Tuning C++: Benchmarks, and CPUs, and Compilers! Oh My!

by Chandler Carruth

(watch on YouTube) (watch on Channel 9)

Summary of the talk:

A primary use case for C++ is low latency, low overhead, high performance code. But C++ does not give you these things for free, it gives you the tools to control these things and achieve them where needed. How do you realize this potential of the language? How do you tune your C++ code and achieve the necessary performance metrics?

This talk will walk through the process of tuning C++ code from benchmarking to performance analysis. It will focus on small scale performance problems ranging from loop kernels to data structures and algorithms.

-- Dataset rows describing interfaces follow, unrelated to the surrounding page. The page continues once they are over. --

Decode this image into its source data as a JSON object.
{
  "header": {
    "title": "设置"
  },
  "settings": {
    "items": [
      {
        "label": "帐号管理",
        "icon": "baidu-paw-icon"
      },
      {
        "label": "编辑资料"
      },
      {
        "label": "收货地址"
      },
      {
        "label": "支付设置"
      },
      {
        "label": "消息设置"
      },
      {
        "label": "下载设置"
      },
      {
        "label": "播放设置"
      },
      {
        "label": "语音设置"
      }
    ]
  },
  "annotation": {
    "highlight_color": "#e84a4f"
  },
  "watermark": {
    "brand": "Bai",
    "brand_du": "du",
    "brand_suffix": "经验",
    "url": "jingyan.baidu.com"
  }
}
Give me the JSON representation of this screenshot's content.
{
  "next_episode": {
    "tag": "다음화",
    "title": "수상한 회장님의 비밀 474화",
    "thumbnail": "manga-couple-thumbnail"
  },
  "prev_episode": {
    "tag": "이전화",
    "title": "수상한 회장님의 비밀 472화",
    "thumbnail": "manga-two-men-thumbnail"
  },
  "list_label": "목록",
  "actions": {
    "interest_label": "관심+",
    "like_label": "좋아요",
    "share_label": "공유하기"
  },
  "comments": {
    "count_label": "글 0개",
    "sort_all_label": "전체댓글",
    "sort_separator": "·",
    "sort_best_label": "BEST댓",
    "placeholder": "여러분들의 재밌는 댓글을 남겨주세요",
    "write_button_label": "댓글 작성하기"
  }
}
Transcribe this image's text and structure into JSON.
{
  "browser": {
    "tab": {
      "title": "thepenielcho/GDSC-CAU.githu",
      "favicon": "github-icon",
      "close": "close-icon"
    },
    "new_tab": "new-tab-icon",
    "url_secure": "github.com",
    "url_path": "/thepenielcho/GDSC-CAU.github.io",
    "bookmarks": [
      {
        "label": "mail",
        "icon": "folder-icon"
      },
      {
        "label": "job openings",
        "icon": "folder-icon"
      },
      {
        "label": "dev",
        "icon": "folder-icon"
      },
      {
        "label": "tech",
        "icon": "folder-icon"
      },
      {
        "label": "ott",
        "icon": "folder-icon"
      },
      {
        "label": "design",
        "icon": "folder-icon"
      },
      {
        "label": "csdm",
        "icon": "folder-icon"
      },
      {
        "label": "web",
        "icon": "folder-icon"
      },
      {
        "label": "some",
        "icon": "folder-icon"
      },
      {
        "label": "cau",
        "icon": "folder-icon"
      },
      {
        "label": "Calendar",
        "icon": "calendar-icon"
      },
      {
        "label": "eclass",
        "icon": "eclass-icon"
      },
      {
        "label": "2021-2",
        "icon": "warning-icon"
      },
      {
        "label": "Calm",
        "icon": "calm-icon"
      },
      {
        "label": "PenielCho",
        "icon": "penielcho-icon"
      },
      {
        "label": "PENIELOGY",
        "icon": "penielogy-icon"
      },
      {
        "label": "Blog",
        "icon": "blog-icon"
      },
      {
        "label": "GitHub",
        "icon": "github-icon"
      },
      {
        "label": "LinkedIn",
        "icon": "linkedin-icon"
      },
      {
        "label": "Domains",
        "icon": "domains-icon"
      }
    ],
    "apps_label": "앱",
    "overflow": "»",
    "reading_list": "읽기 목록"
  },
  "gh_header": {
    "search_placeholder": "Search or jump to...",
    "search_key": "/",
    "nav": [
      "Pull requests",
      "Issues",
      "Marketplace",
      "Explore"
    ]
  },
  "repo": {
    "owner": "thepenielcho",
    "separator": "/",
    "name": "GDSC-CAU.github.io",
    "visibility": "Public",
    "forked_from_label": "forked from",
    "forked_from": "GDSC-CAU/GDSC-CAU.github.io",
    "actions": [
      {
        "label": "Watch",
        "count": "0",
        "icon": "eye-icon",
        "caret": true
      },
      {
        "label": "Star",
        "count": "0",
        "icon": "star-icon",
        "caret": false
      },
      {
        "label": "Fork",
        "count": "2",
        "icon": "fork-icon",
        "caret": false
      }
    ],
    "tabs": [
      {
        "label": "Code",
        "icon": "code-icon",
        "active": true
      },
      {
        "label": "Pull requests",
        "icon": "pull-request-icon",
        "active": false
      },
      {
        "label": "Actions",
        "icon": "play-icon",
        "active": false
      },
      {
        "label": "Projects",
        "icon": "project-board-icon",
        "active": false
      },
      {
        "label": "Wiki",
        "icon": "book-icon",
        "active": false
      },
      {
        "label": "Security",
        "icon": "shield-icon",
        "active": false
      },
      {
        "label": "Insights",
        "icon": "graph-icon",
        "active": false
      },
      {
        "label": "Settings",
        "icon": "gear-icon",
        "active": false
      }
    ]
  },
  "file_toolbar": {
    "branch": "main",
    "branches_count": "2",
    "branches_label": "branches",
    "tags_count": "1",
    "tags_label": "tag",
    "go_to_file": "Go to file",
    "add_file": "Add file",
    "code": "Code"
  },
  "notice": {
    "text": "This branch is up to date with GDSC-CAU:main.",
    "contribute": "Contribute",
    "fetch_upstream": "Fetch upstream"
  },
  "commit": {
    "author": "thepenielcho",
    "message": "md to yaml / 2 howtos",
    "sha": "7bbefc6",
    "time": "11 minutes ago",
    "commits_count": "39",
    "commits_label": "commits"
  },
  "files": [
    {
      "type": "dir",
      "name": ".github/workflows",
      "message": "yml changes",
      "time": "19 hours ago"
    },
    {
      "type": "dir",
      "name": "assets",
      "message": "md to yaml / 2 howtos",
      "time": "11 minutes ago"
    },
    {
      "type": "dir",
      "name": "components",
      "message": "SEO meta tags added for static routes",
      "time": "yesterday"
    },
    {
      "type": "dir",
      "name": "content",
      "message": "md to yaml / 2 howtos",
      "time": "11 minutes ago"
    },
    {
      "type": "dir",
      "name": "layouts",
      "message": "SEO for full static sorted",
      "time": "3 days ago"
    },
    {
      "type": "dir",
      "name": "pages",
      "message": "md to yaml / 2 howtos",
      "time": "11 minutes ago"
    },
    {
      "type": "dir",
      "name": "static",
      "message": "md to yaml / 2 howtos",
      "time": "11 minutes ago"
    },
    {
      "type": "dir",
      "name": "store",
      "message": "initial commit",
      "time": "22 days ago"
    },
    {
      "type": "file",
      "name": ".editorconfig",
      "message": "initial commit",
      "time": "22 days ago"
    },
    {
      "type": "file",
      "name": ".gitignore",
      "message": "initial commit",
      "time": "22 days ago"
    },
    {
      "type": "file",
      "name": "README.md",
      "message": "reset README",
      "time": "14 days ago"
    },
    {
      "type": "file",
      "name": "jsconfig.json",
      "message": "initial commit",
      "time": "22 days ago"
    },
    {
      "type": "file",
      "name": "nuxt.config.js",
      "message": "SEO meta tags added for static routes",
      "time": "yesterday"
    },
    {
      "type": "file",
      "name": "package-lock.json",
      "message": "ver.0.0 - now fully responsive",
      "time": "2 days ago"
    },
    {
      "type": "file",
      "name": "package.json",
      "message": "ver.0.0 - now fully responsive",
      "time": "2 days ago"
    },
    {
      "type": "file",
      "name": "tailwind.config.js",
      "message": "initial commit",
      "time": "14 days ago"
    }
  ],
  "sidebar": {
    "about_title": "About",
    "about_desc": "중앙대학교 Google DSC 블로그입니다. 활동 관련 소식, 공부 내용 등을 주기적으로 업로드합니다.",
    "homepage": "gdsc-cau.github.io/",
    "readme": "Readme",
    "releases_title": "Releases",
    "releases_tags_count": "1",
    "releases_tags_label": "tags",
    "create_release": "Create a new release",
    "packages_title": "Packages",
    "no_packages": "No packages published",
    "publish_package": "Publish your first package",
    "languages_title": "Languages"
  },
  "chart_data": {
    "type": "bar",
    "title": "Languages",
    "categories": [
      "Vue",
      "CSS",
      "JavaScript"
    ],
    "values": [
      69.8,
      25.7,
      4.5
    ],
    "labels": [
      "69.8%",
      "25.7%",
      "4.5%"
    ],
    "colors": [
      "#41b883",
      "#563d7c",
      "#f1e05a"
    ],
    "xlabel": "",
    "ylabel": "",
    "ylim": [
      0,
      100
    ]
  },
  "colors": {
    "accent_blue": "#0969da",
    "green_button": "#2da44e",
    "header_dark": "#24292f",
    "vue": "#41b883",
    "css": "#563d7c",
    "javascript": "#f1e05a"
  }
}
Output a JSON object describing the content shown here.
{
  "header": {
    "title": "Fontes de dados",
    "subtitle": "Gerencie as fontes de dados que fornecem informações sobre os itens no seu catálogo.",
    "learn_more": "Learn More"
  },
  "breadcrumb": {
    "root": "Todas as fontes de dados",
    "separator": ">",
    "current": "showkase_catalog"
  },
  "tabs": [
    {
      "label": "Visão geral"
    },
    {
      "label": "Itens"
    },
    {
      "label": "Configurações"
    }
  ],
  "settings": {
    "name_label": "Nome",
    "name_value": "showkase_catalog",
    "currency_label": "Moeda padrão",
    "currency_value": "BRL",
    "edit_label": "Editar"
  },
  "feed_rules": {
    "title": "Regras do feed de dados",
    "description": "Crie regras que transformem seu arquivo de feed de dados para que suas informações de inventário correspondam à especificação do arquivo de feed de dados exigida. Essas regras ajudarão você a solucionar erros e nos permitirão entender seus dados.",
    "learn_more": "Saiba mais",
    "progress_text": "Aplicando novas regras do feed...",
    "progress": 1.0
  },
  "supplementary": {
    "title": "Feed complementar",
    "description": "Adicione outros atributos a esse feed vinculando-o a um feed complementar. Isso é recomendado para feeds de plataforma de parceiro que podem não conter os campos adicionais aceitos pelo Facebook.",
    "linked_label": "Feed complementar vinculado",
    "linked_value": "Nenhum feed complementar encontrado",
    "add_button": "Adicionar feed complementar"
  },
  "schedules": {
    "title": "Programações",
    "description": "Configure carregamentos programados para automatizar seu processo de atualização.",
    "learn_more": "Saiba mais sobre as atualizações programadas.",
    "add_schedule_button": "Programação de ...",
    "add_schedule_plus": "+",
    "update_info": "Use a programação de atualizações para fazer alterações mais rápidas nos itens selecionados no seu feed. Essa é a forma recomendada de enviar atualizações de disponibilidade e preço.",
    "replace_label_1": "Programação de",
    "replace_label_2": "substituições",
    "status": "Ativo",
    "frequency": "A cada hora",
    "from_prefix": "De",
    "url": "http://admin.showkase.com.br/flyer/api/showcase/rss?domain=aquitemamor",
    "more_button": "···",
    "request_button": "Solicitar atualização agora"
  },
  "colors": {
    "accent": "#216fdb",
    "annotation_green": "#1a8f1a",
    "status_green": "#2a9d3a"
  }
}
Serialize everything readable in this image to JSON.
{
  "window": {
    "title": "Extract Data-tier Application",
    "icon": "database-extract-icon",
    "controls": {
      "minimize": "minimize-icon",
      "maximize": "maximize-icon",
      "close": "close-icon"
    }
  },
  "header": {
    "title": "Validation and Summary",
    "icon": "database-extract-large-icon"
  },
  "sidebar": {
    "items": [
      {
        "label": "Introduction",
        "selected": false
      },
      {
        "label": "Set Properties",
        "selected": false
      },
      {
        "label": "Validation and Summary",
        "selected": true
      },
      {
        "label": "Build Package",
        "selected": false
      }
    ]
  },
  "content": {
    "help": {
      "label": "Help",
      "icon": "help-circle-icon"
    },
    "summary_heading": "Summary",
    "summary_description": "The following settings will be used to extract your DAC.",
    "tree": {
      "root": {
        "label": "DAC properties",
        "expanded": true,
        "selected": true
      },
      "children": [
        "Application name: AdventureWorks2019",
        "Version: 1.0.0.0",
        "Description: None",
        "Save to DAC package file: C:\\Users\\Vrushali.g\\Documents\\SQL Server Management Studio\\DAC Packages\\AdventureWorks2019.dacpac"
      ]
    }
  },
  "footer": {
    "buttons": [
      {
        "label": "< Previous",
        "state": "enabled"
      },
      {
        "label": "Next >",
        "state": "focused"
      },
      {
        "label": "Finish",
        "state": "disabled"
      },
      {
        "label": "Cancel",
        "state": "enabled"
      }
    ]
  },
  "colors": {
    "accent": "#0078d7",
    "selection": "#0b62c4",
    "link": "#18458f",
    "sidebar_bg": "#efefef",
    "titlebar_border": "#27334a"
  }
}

It will show you how to write benchmarks that effectively measure different aspects of performance even in the face of advanced compiler optimizations and bedeviling modern CPUs. It will also show how to analyze the performance of your benchmark, understand its behavior as well as the CPUs behavior, and use a wide array of tools available to isolate and pinpoint performance problems. The tools and some processor details will be Linux and x86 specific, but the techniques and concepts should be broadly applicable.

The Ultimate Question of Programming, Refactoring, and Everything

Yes, you've guessed correctly - the answer is "42". In this article you will find 42 recommendations about coding in C++ that can help a programmer avoid a lot of errors, save time and effort.

The Ultimate Question of Programming, Refactoring, and Everything

by Andrey Karpov

From the article:

The scope of my interests − the C/C++ language and the promotion of code analysis methodology. I have been Microsoft MVP in Visual C++ for 5 years. The main aim of my articles and work in general - is to make the code of programs safer and more secure. I'll be really glad if these recommendations help you write better code, and avoid typical errors. Those who write code standards for companies may also find some helpful information here.

Concepts without Concepts—Andrzej Krzemieński

Concetps are good, but how can we get them?

Concepts without Concepts

by Andrzej Krzemieński

From the article:

“Concept” can mean two things in the context of C++ generic libraries:

  1. Something informal: something we know about template parameters, and can tell to other human programmers, e.g. in documentation.
  2. A language feature.

This post is about concepts in the first sense. It claims that we had concepts for quite a while already, and shows how we can use them to make generic libraries easier to use...

Modern generic programming using the Tick and Fit libraries

Paul Fultz II talked at C++Now 2015 about generic programming.

Modern generic programming using the Tick and Fit libraries

By Paul Fultz II

From the abstract:

C++ templates provide a very powerful abstraction for generic programming. Even so, they still suffer from long and confusing compile errors and this puts an extra burden of complexity on library writers who want to provide flexibility in their interfaces. In this talk, we will first discuss the importance of concept-based type requirements in code in order to produce clear compile errors, and how the Tick library can be used to specify and check those type requirements.

Later, we will discuss how the Fit library can further enhance generic programming. The Fit library provides many abstractions over functions including a way to do sophisticated overloading in a simple and concise manner. We will discuss in this talk how we can leverage these abstractions with overloading to provide simple and flexible interfaces. We will also look at comparison of these solutions with the Concepts Lite proposal and Boost.ConceptCheck.

slides: here